### TASK OBJECTIVE
Please copy each line below that contains the string "title".

** MATERIAL SHOWN follows **

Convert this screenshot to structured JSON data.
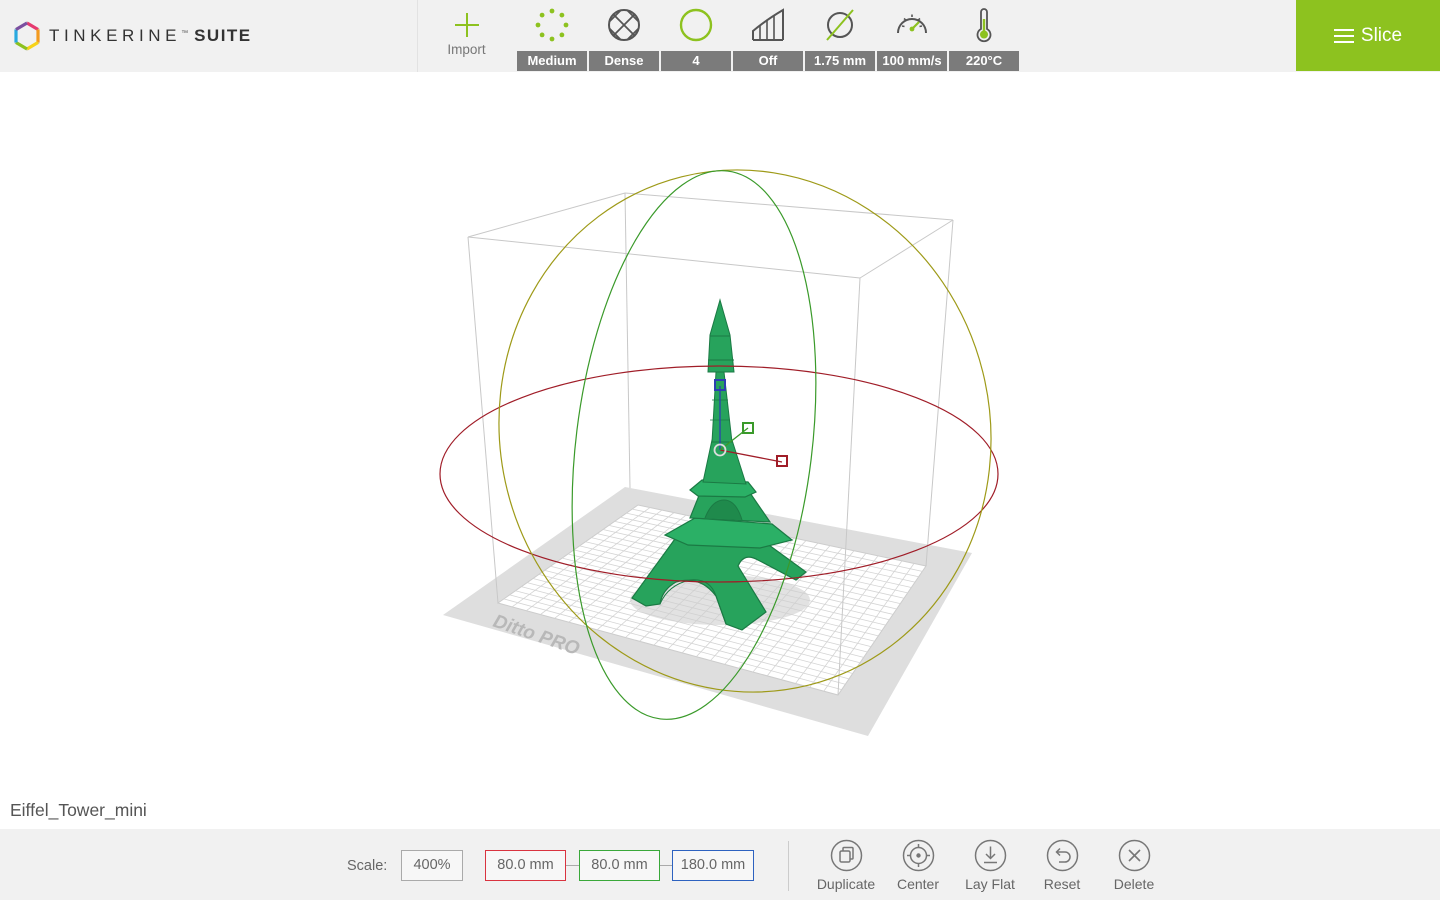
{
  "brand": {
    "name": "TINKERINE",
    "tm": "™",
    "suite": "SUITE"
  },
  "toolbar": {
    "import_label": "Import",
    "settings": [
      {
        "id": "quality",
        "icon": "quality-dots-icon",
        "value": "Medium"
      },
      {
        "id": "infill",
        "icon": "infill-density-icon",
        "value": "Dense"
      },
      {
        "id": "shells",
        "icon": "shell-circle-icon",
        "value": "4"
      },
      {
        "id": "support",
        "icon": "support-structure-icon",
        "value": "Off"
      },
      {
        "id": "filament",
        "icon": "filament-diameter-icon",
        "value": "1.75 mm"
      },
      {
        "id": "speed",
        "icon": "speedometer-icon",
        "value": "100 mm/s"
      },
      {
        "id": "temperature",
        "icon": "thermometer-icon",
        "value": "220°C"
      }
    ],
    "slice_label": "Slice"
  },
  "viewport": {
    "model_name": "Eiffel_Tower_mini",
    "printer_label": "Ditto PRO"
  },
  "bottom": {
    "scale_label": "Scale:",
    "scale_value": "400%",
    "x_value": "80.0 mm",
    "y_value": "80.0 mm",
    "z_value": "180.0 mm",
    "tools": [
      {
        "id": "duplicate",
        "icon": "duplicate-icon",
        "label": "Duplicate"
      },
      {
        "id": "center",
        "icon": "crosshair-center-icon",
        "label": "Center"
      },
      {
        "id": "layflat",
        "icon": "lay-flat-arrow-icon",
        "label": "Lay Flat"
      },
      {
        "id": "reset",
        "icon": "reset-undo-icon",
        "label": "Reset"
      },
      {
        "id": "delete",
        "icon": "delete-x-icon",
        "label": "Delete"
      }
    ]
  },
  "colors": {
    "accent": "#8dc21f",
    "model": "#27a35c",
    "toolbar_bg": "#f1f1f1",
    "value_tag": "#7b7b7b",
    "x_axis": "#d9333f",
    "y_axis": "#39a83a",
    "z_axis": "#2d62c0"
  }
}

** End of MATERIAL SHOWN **
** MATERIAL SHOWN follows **

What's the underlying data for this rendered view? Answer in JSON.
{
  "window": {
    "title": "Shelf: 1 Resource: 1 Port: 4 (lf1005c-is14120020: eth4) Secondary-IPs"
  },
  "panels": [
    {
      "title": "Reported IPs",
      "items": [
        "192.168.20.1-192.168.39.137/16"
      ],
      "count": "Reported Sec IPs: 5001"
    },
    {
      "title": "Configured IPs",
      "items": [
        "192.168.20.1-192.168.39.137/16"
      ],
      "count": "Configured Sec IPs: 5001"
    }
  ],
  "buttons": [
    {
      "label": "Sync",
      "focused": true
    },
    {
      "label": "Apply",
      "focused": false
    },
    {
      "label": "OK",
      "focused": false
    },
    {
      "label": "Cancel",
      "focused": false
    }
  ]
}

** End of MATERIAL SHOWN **

### ANSWER TO THIS EXERCISE
    "title": "Shelf: 1 Resource: 1 Port: 4 (lf1005c-is14120020: eth4) Secondary-IPs"
      "title": "Reported IPs",
      "title": "Configured IPs",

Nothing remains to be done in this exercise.